OSLO (Reuters) - European Union emissions of greenhouse gases blamed for stoking global warming fell by 1.2 percent in 2007, paradoxically aided by a mild winter that cut heating demand, EU data showed on Friday.
Emissions by the 27-nation bloc in 2007, before the current global economic downturn, dipped to 9.2 percent below a 1990 benchmark year under the U.N.'s Kyoto Protocol for fighting climate change.
EU governments have promised to cut emissions by 20 percent below 1990 levels by 2020 to slow global warming, and by 30 percent if other developed nations set comparable goals.
"For the EU, there was a significant decline in the use of oil and gas, particularly in households," according to a report about 2007 data prepared for the EU Commission by the Copenhagen-based European Environment Agency.

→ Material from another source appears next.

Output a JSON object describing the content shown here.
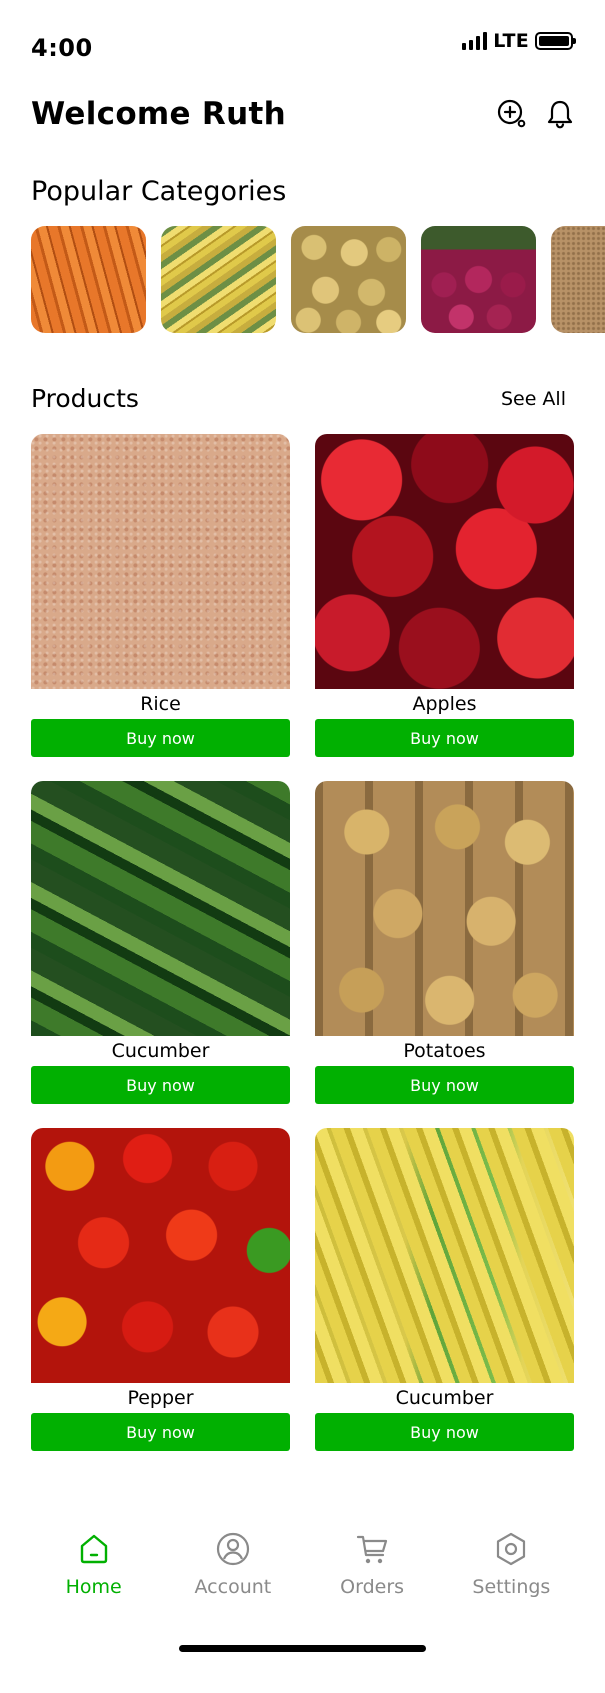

It said that a warmer winter was the main reason for a fall in demand for oil, gas and coal -- the biggest source of greenhouse gases from human activity -- for heating in households and offices. Energy prices also rose sharply in 2007.
Emissions by manufacturing industries also fell, led by declines in Italy, Britain and Spain. But emissions rose from fossil fuel power plants, led by countries such as Germany, Spain, Greece and the Netherlands, it said.
More than 190 nations have agreed to work out a new U.N. climate treaty by the end of 2009 to fight warming that the U.N. Climate Panel says will bring more droughts, floods, extinctions of species and rising sea levels.
Overall emissions in the EU fell by 59 million tons of carbon dioxide equivalent in 2007 from 2006 to 5.56 billion tons, or 1.2 percent, it said. Germany and Britain, the top emitters, had falls of 2.4 and 1.7 percent respectively.
In the 15 nations that were EU members before expansion mainly to eastern Europe in 2004, emissions fell by 64 million tons, or 1.6 percent, to 4.23 billion tons in 2007.
The EU-15 emissions were 5.0 percent below 1990 levels in 2007, compared to a goal under the U.N.'s Kyoto Protocol of an average cut in emissions of 8.0 percent below 1990 levels in the 2008-12 period.
The EU says it is leading an international fight against climate change. U.S. President Barack Obama wants to cut U.S. emissions back to 1990 levels by 2020 -- U.S. emissions were about 17 percent above 1990 levels in 2007.
The United States is the only developed nation outside the Kyoto Protocol -- former President George W. Bush dismissed the pact as an economic straitjacket that unfairly omitted targets for developing nations such as China and India.
The EU data showed huge differences in emissions trends by member states since 1990. In the biggest fall, Latvia's emissions were 54.7 percent below 1990 in 2007 while Spain had the biggest rise, 53.5 percent above 1990.
(Editing by Angus MacSwan)